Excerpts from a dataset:
+ + + +

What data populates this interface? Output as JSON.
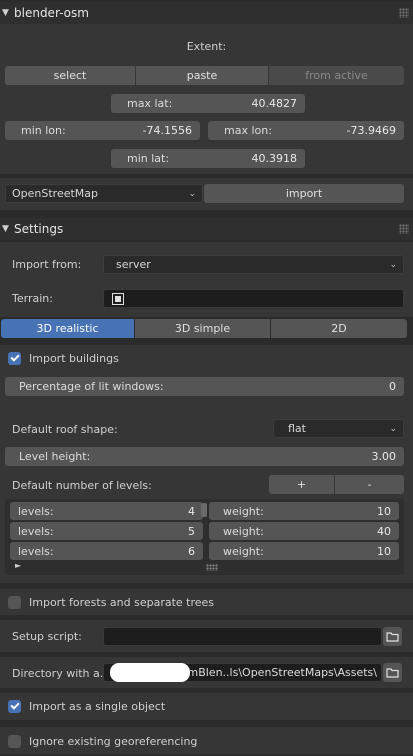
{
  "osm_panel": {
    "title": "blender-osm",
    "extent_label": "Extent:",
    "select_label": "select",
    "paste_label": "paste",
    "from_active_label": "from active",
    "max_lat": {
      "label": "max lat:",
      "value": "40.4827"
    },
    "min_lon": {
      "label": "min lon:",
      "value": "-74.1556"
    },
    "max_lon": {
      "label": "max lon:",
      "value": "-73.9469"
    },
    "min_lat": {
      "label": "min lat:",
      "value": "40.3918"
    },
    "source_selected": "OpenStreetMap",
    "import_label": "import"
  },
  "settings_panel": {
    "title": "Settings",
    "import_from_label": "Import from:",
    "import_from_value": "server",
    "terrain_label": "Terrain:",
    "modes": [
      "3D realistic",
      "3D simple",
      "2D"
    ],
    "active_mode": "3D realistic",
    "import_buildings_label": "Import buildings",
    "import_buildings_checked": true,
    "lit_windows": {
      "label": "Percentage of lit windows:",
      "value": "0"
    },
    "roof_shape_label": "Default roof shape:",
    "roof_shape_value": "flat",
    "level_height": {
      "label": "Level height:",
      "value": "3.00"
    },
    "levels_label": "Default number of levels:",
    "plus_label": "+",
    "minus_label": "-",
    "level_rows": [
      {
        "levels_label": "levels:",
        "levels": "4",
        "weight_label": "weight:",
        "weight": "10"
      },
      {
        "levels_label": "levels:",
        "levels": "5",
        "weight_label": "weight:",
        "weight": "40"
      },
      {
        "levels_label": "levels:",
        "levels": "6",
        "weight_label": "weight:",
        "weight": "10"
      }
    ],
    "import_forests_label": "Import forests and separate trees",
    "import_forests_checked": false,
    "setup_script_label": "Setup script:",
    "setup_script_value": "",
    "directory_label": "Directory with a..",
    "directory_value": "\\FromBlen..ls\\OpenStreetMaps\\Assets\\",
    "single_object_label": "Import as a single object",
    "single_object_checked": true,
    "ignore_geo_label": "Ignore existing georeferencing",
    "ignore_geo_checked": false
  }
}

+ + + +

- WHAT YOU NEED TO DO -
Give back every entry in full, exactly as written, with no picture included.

- PROBLEM SOLUTION -
What data populates this interface? Output as JSON.
{
  "osm_panel": {
    "title": "blender-osm",
    "extent_label": "Extent:",
    "select_label": "select",
    "paste_label": "paste",
    "from_active_label": "from active",
    "max_lat": {
      "label": "max lat:",
      "value": "40.4827"
    },
    "min_lon": {
      "label": "min lon:",
      "value": "-74.1556"
    },
    "max_lon": {
      "label": "max lon:",
      "value": "-73.9469"
    },
    "min_lat": {
      "label": "min lat:",
      "value": "40.3918"
    },
    "source_selected": "OpenStreetMap",
    "import_label": "import"
  },
  "settings_panel": {
    "title": "Settings",
    "import_from_label": "Import from:",
    "import_from_value": "server",
    "terrain_label": "Terrain:",
    "modes": [
      "3D realistic",
      "3D simple",
      "2D"
    ],
    "active_mode": "3D realistic",
    "import_buildings_label": "Import buildings",
    "import_buildings_checked": true,
    "lit_windows": {
      "label": "Percentage of lit windows:",
      "value": "0"
    },
    "roof_shape_label": "Default roof shape:",
    "roof_shape_value": "flat",
    "level_height": {
      "label": "Level height:",
      "value": "3.00"
    },
    "levels_label": "Default number of levels:",
    "plus_label": "+",
    "minus_label": "-",
    "level_rows": [
      {
        "levels_label": "levels:",
        "levels": "4",
        "weight_label": "weight:",
        "weight": "10"
      },
      {
        "levels_label": "levels:",
        "levels": "5",
        "weight_label": "weight:",
        "weight": "40"
      },
      {
        "levels_label": "levels:",
        "levels": "6",
        "weight_label": "weight:",
        "weight": "10"
      }
    ],
    "import_forests_label": "Import forests and separate trees",
    "import_forests_checked": false,
    "setup_script_label": "Setup script:",
    "setup_script_value": "",
    "directory_label": "Directory with a..",
    "directory_value": "\\FromBlen..ls\\OpenStreetMaps\\Assets\\",
    "single_object_label": "Import as a single object",
    "single_object_checked": true,
    "ignore_geo_label": "Ignore existing georeferencing",
    "ignore_geo_checked": false
  }
}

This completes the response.